For those that use coordinates, you can find the swinging bridge here: 41.315286, -78.839715.
To be honest, while I had seen photos of the swinging bridge before visiting, I was a bit surprised by how precarious it seemed in person.
This isn’t due to poor construction (the wood and steel of the bridge seemed to be in excellent shape). Instead, it’s due to the open nature of the bridge and how low the handrails are.
While many swinging bridges that I’ve visited in the past, such as the swinging bridge in Cook Forest State Park, are somewhat enclosed and seem fairly safe, this bridge is very open.
The swinging bridge is constructed of three wooden planks running the length of the bridge, with gaps between each. Every few feet, a perpendicular board adds additional support.
Only a few feet above the boards, a single steel cable runs on both sides of the bridge for stability and is connected to the wood below. However, if you are tall like me, you’ll have to crouch down a bit to hold onto this railing, especially near the ends of the bridge.
Another aspect that makes this bridge feel precarious is that it sits probably 15 feet over the creek below, which feels quite high when you are out on the bridge.
That being said, even as a bit of a wimp, I found the bridge to be pretty stable once I got the courage to go out on it. However, those that are afraid of heights might struggle a bit with this spot.
It’s also worth noting that I was very glad that we had done this trip without my young children as I would not have personally felt comfortable with them walking across this bridge.
If you do get the courage to cross the bridge (which you should as it’s really fun), you’ll find a somewhat overgrown picnic area on the far side. There also seems to be some user-created trails that head off into the woods and toward a nearby active railroad track. I didn’t have a chance to take the trails on this trip.
Once you’ve enjoyed the bridge, make sure to take a second to check out the bridge from below, which is quite a neat scene in its own right. In fact, on the day that I visited, the lush green made me feel like I was deep in the jungle.

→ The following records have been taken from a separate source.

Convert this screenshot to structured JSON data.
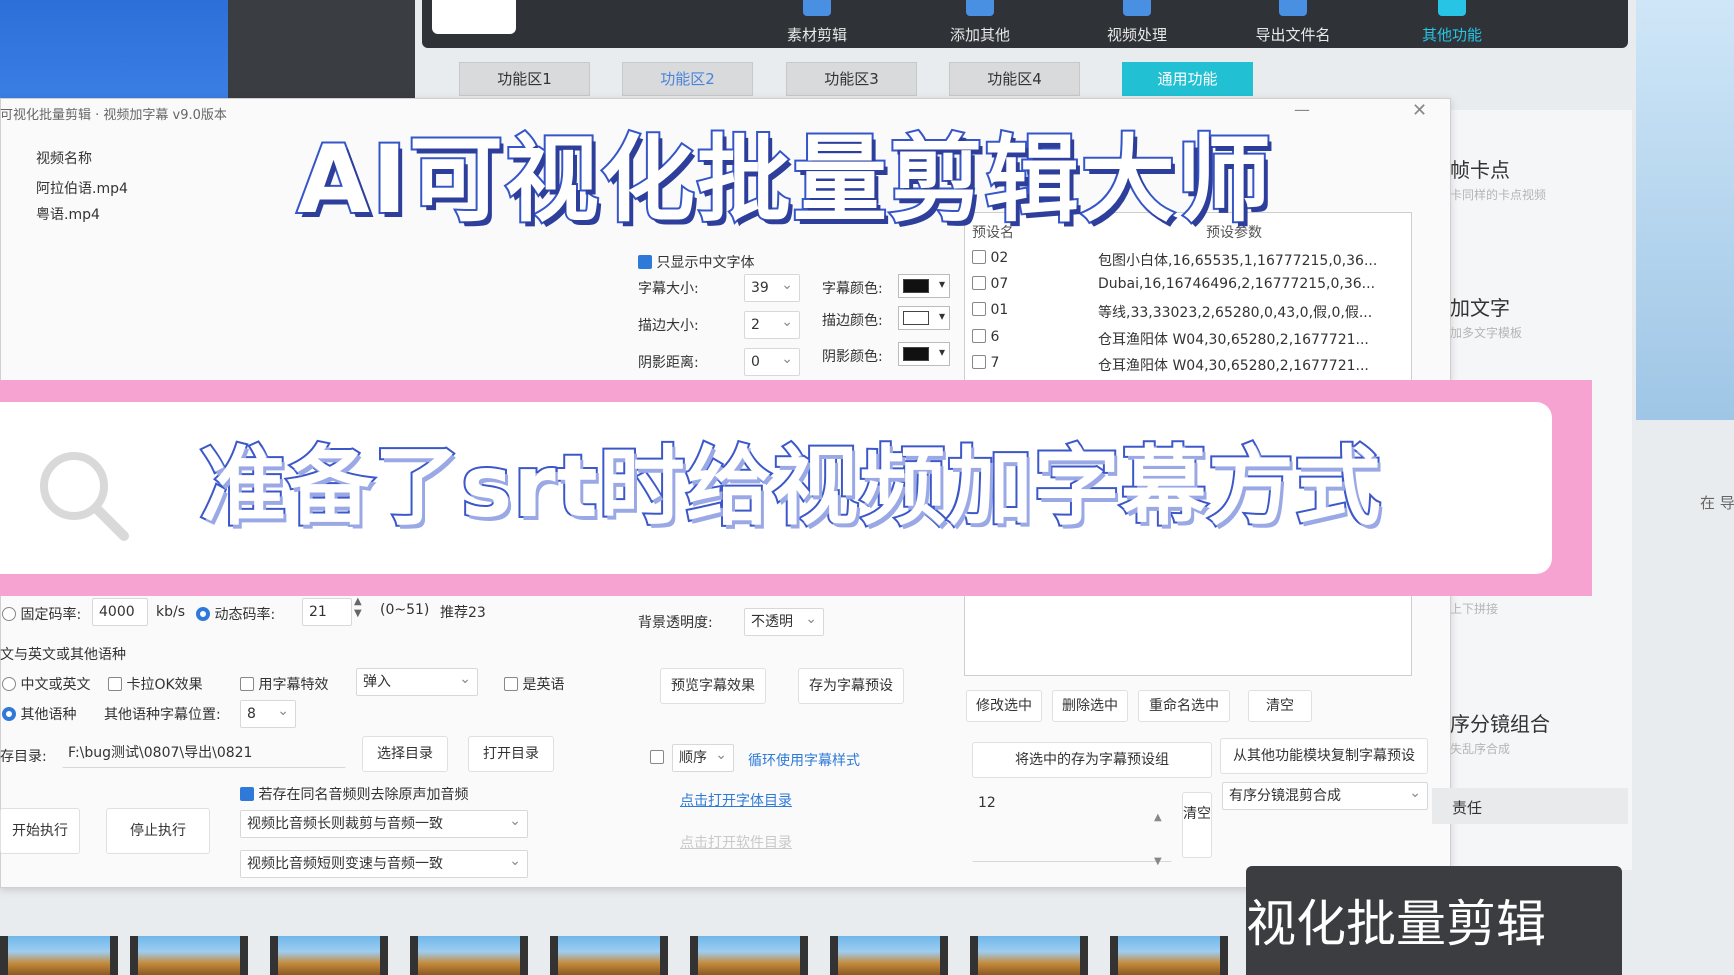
{
  "toolbar": {
    "items": [
      {
        "label": "素材剪辑",
        "icon": "scissors-icon"
      },
      {
        "label": "添加其他",
        "icon": "add-icon"
      },
      {
        "label": "视频处理",
        "icon": "video-icon"
      },
      {
        "label": "导出文件名",
        "icon": "export-icon"
      },
      {
        "label": "其他功能",
        "icon": "more-icon"
      }
    ]
  },
  "tabs": [
    {
      "label": "功能区1"
    },
    {
      "label": "功能区2"
    },
    {
      "label": "功能区3"
    },
    {
      "label": "功能区4"
    },
    {
      "label": "通用功能"
    }
  ],
  "window": {
    "title": "可视化批量剪辑 · 视频加字幕 v9.0版本",
    "min": "—",
    "close": "✕"
  },
  "file_list": {
    "header": "视频名称",
    "items": [
      "阿拉伯语.mp4",
      "粤语.mp4"
    ]
  },
  "font_panel": {
    "only_chinese": "只显示中文字体",
    "size_label": "字幕大小:",
    "size_value": "39",
    "stroke_label": "描边大小:",
    "stroke_value": "2",
    "shadow_label": "阴影距离:",
    "shadow_value": "0",
    "color_label": "字幕颜色:",
    "stroke_color_label": "描边颜色:",
    "shadow_color_label": "阴影颜色:"
  },
  "preset_list": {
    "col1": "预设名",
    "col2": "预设参数",
    "rows": [
      {
        "name": "02",
        "value": "包图小白体,16,65535,1,16777215,0,36..."
      },
      {
        "name": "07",
        "value": "Dubai,16,16746496,2,16777215,0,36..."
      },
      {
        "name": "01",
        "value": "等线,33,33023,2,65280,0,43,0,假,0,假..."
      },
      {
        "name": "6",
        "value": "仓耳渔阳体 W04,30,65280,2,1677721..."
      },
      {
        "name": "7",
        "value": "仓耳渔阳体 W04,30,65280,2,1677721..."
      }
    ]
  },
  "headline": "AI可视化批量剪辑大师",
  "subline": "准备了srt时给视频加字幕方式",
  "bitrate": {
    "fixed_label": "固定码率:",
    "fixed_value": "4000",
    "fixed_unit": "kb/s",
    "dynamic_label": "动态码率:",
    "dynamic_value": "21",
    "range": "(0~51)",
    "recommend": "推荐23"
  },
  "language": {
    "section": "文与英文或其他语种",
    "cn_en": "中文或英文",
    "karaoke": "卡拉OK效果",
    "effect": "用字幕特效",
    "effect_value": "弹入",
    "is_english": "是英语",
    "other": "其他语种",
    "position_label": "其他语种字幕位置:",
    "position_value": "8"
  },
  "output": {
    "label": "存目录:",
    "path": "F:\\bug测试\\0807\\导出\\0821",
    "choose": "选择目录",
    "open": "打开目录"
  },
  "audio": {
    "remove_original": "若存在同名音频则去除原声加音频",
    "longer": "视频比音频长则裁剪与音频一致",
    "shorter": "视频比音频短则变速与音频一致"
  },
  "actions": {
    "start": "开始执行",
    "stop": "停止执行"
  },
  "style_panel": {
    "bg_opacity_label": "背景透明度:",
    "bg_opacity_value": "不透明",
    "preview": "预览字幕效果",
    "save_preset": "存为字幕预设",
    "order_value": "顺序",
    "cycle_style": "循环使用字幕样式",
    "open_font_dir": "点击打开字体目录",
    "open_soft_dir": "点击打开软件目录"
  },
  "preset_actions": {
    "modify": "修改选中",
    "delete": "删除选中",
    "rename": "重命名选中",
    "clear": "清空",
    "save_group": "将选中的存为字幕预设组",
    "copy_from": "从其他功能模块复制字幕预设",
    "number": "12",
    "clear_vertical": "清空",
    "mode": "有序分镜混剪合成"
  },
  "right_sidebar": {
    "item1_title": "帧卡点",
    "item1_sub": "卡同样的卡点视频",
    "item2_title": "加文字",
    "item2_sub": "加多文字模板",
    "item3_sub": "上下拼接",
    "item4_title": "序分镜组合",
    "item4_sub": "失乱序合成",
    "item5_title": "责任",
    "edge_text": "在 导"
  },
  "promo": {
    "text": "视化批量剪辑"
  }
}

After you’ve had fun exploring the swinging bridge on the Little Toby Creek Trail, you have two options.
The trail continues beyond the swinging bridge for another four miles before it meets the Clarion River and another 12 miles until it reaches Ridgway, PA. Along the way, the trail’s map indicates that there are several other ghost towns, though my understanding is that, like the several that you’ll pass on the way to the swinging bridge, there isn’t really anything to see in these spots.
Instead of continuing, however, I opted to hop back on my bike and head back to the parking area. This created a nice seven-mile bike ride that was very enjoyable (The ride would be about 12 miles if you parked in the main lot in Brockway.)
It’s worth noting that the return trip has a slight uphill grade. However, even despite not having biked much in the last few years, the grade was slight enough that it posed no issues.
Overall, while I’ve ridden other rail trail with better-maintained surfaces, the Great Allegheny Passage and the Pine Creek Rail Trail to name two, the surface here was in good shape despite some recent rain and made for easy biking on my hybrid bicycle.
Even better, in addition to being a pleasant bike ride through a beautiful woodland, this trail had some interesting historic signs to read, and the swinging bridge made for a fantastic stop along the route. In fact, I’d ride the trail again solely to spend more time at this unique bridge.
So, the next time you are looking for a fun destination for a bit of bicycle riding in the Pennsylvania Wilds, I definitely recommend checking out the Clarion-Little Toby Creek Trail.
Note that this trail is almost entirely on state game lands. Wearing orange during hunting season is highly encouraged and electronic bikes are not allowed on the trail.
[Click here for information on how to use coordinates to find your destination.]